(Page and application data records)

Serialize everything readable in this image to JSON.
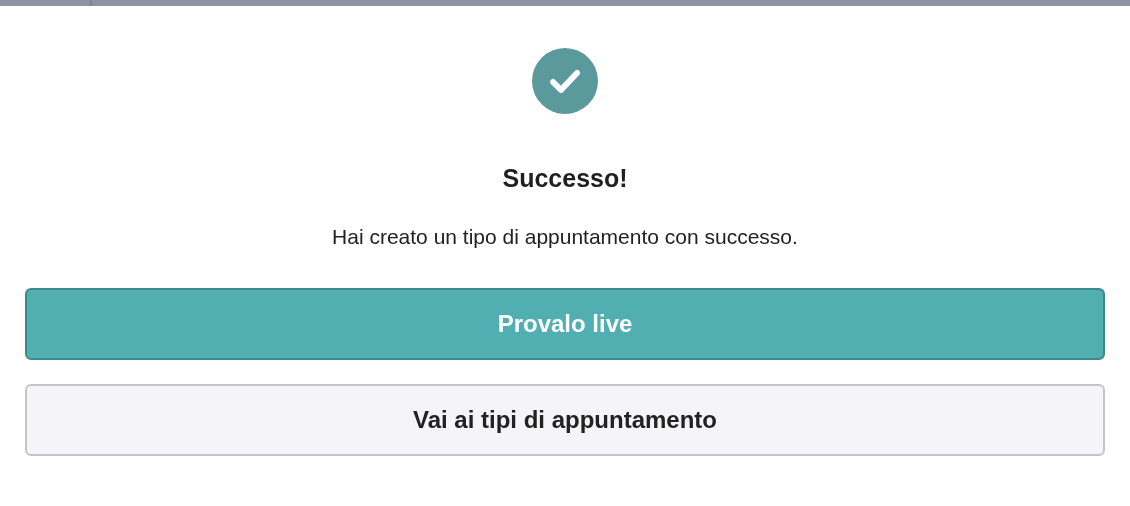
{
  "dialog": {
    "title": "Successo!",
    "message": "Hai creato un tipo di appuntamento con successo."
  },
  "buttons": [
    {
      "label": "Provalo live",
      "kind": "primary"
    },
    {
      "label": "Vai ai tipi di appuntamento",
      "kind": "secondary"
    }
  ]
}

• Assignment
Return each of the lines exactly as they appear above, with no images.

• Answer space
Serialize everything readable in this image to JSON.
{
  "dialog": {
    "title": "Successo!",
    "message": "Hai creato un tipo di appuntamento con successo."
  },
  "buttons": [
    {
      "label": "Provalo live",
      "kind": "primary"
    },
    {
      "label": "Vai ai tipi di appuntamento",
      "kind": "secondary"
    }
  ]
}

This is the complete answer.